Agile is a tune to which all the marketing kids are dancing these days. But, interestingly, what gets lost in translation is the distinction between being fast and truly being agile.
The exponential growth of content marketing has revealed an interesting skills gap that is hindering the efforts of companies to transform content marketing from a promising set of experiments into an agile, scalable, strategic function in the business.Continue Reading
Is content a sustainable competitive advantage?
No. It’s not. And, now let me tell you why.
A reporter was interviewing me a couple of weeks ago for our upcoming book launch and he asked if he could “push back” a little on a word that I used. It was a word that, in his mind anyway, was one that we marketers tend to throw around a lot. I said “sure, push away.”
The word was “strategy.” He said, “Tell me – what is strategy?”
OK, yeah, time to go get a cocktail.
One of the overriding themes to emerge in marketing during the last 15 years is the end of “interruptive” advertising. From Seth Godin’s Permission Marketing back in the late ’90s to inbound marketing and even content marketing more recently, the central idea is a world where audiences opt in for content that ultimately helps to position a brand more favorably in the eye of the customer.
But what’s happened is that in many cases interruptive advertising is mistakenly seen as synonymous with paid media. In other words, the idea of the 30-second paid spots, banner ads, full-page spreads, and even cold calls as methods to engage a potential customer is considered antiquated. And a good argument can be made that this idea creates a large portion of the drama and confusion around native advertising.Continue Reading

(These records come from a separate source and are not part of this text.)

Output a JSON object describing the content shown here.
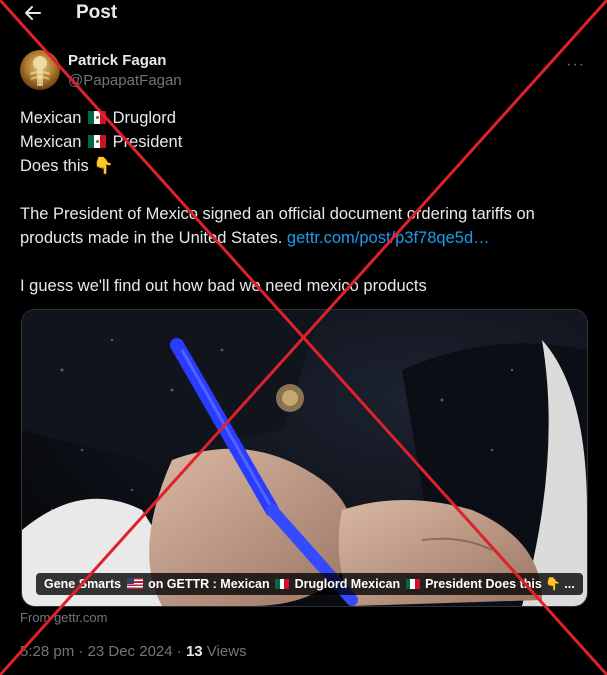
{
  "header": {
    "back_icon": "arrow-left-icon",
    "title": "Post"
  },
  "author": {
    "name": "Patrick Fagan",
    "handle": "@PapapatFagan"
  },
  "more_icon": "more-horizontal-icon",
  "more_label": "···",
  "tweet": {
    "line1_a": "Mexican ",
    "line1_b": " Druglord",
    "line2_a": "Mexican ",
    "line2_b": " President",
    "line3": "Does this 👇",
    "para1": "The President of Mexico signed an official document ordering tariffs on products made in the United States. ",
    "link": "gettr.com/post/p3f78qe5d…",
    "para2": "I guess we'll find out how bad we need mexico products"
  },
  "media": {
    "caption_a": "Gene Smarts ",
    "caption_b": " on GETTR : Mexican ",
    "caption_c": " Druglord Mexican ",
    "caption_d": " President Does this 👇 ..."
  },
  "source": "From gettr.com",
  "meta": {
    "time": "5:28 pm · 23 Dec 2024 · ",
    "views_count": "13",
    "views_label": " Views"
  },
  "overlay": {
    "mark": "red-x-icon",
    "color": "#e0202a"
  },
  "colors": {
    "background": "#000000",
    "text": "#e7e9ea",
    "muted": "#71767b",
    "link": "#1d9bf0"
  }
}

Consumers have changed. Great digital experiences are no longer new … they are expected.
In response, marketing departments have flexed and stretched with each new disruption, channel, and technology … but only within the existing bounds of their confined, comfortable, and well-worn structures.Continue Reading
When I say the words “marketing data” what’s the first thing that comes to mind? If you’re like most marketers – it’s probably math, numbers, analytics; basically the statistical information that provides us insight into becoming more effective. Yuk. It’s like medicine – hard to swallow but we know we need to take it to get better.
But it’s actually so much more than that. Data can truly be tasty: valuable information we collect, analyze, and use to deliver better content to our audiences and really improve the impact of the experiences we’re creating.Continue Reading
As we begin our exploration and journey toward intelligent content, we wanted to introduce CMI’s philosophy on intelligent content and invite you to come along on the journey.
If you haven’t seen the movie (and play), The Search for Signs of Intelligent Life in the Universe written by Jane Wagner and starring Lily Tomlin, do yourself a favor and find it. Near its end, there’s a scene where Trudy, a homeless person and guide to aliens (yeah, just go with it), is relaying her experience of taking the aliens to a play. After it’s finished the aliens have goose bumps; they completely loved the experience. But it wasn’t the play that gave them the goose bumps, it was the audience. See, Trudy forgot to tell the aliens to watch the stage.
“…to see a group of strangers sitting together in the dark, laughing, and crying about the same things… that just knocked ’em out. They said, ‘Trudy, the play was soup … the audience … art!”
As practitioners of content – don’t we all hope to create that kind of art?Continue Reading